**What to produce**.
Within the records below, find each line that holds the string "NOTRE", then copy it.
***** Data provided *****
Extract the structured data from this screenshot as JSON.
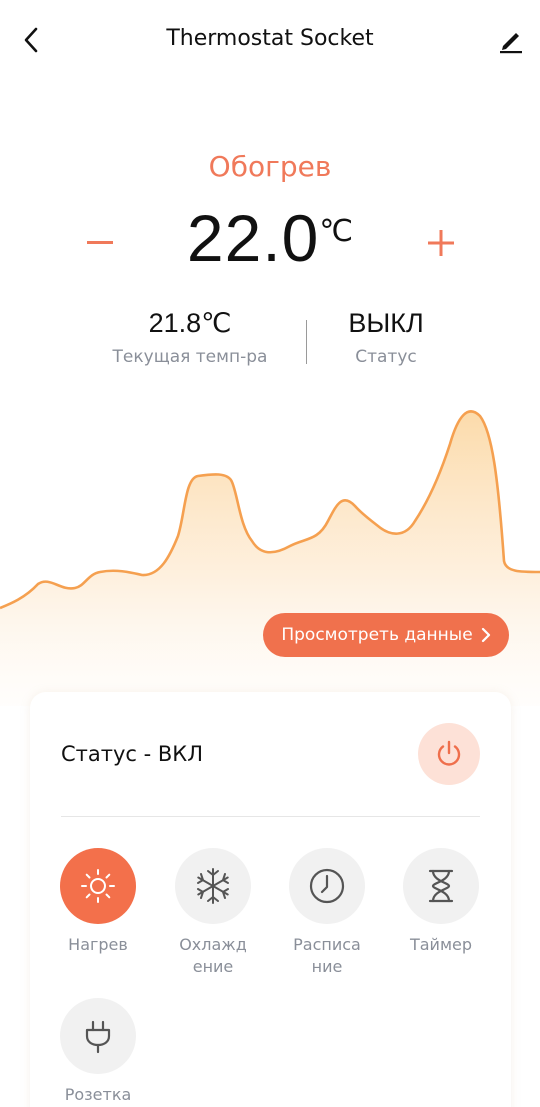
{
  "header": {
    "title": "Thermostat Socket"
  },
  "thermostat": {
    "mode": "Обогрев",
    "setpoint": "22.0",
    "unit": "℃",
    "minus": "−",
    "plus": "+",
    "current_temp": "21.8℃",
    "current_temp_label": "Текущая темп-ра",
    "status_value": "ВЫКЛ",
    "status_label": "Статус"
  },
  "view_data_button": {
    "label": "Просмотреть данные",
    "chevron": "›"
  },
  "control_card": {
    "status_text": "Статус - ВКЛ",
    "modes": [
      {
        "label": "Нагрев",
        "icon": "sun-icon",
        "active": true
      },
      {
        "label": "Охлажд\nение",
        "icon": "snowflake-icon",
        "active": false
      },
      {
        "label": "Расписа\nние",
        "icon": "clock-icon",
        "active": false
      },
      {
        "label": "Таймер",
        "icon": "hourglass-icon",
        "active": false
      },
      {
        "label": "Розетка",
        "icon": "plug-icon",
        "active": false
      }
    ]
  },
  "colors": {
    "accent": "#f0714d",
    "accent_light": "#fde1d7",
    "chart_line": "#f5a050",
    "chart_fill": "#fde6c4"
  }
}
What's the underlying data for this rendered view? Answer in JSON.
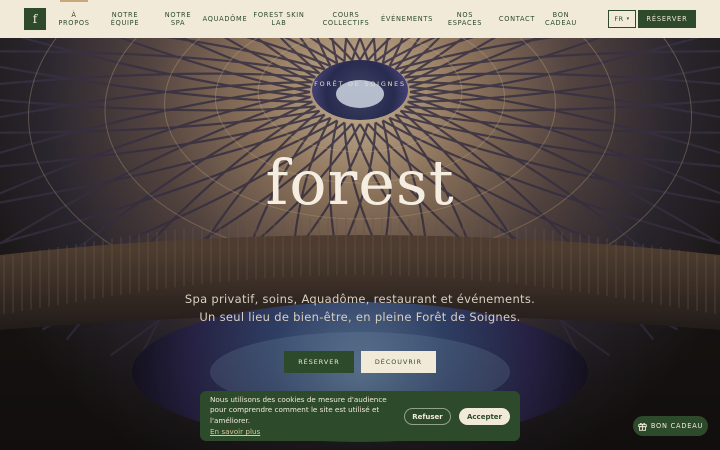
{
  "header": {
    "logo_letter": "f",
    "nav": [
      {
        "label": "À\nPROPOS",
        "lines": [
          "À",
          "PROPOS"
        ],
        "active": true
      },
      {
        "label": "NOTRE ÉQUIPE",
        "lines": [
          "NOTRE",
          "ÉQUIPE"
        ]
      },
      {
        "label": "NOTRE SPA",
        "lines": [
          "NOTRE",
          "SPA"
        ]
      },
      {
        "label": "AQUADÔME",
        "lines": [
          "AQUADÔME"
        ]
      },
      {
        "label": "FOREST SKIN LAB",
        "lines": [
          "FOREST SKIN",
          "LAB"
        ]
      },
      {
        "label": "COURS COLLECTIFS",
        "lines": [
          "COURS",
          "COLLECTIFS"
        ]
      },
      {
        "label": "ÉVÉNEMENTS",
        "lines": [
          "ÉVÉNEMENTS"
        ]
      },
      {
        "label": "NOS ESPACES",
        "lines": [
          "NOS",
          "ESPACES"
        ]
      },
      {
        "label": "CONTACT",
        "lines": [
          "CONTACT"
        ]
      },
      {
        "label": "BON CADEAU",
        "lines": [
          "BON",
          "CADEAU"
        ]
      }
    ],
    "language": "FR",
    "language_caret": "▾",
    "reserve_label": "RÉSERVER"
  },
  "hero": {
    "location": "FORÊT DE SOIGNES",
    "brand": "forest",
    "tagline": "Spa privatif, soins, Aquadôme, restaurant et événements. Un seul lieu de bien-être, en pleine Forêt de Soignes.",
    "reserve_label": "RÉSERVER",
    "discover_label": "DÉCOUVRIR"
  },
  "cookie_banner": {
    "text": "Nous utilisons des cookies de mesure d'audience pour comprendre comment le site est utilisé et l'améliorer.",
    "link": "En savoir plus",
    "refuse_label": "Refuser",
    "accept_label": "Accepter"
  },
  "gift_button": {
    "label": "BON CADEAU",
    "icon": "gift-icon"
  },
  "colors": {
    "brand_green": "#2d4a2a",
    "cream": "#f1ead9",
    "gold": "#c9a87a"
  }
}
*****
**Solution for this task**.
        "label": "NOTRE ÉQUIPE",
          "NOTRE",
        "label": "NOTRE SPA",
          "NOTRE",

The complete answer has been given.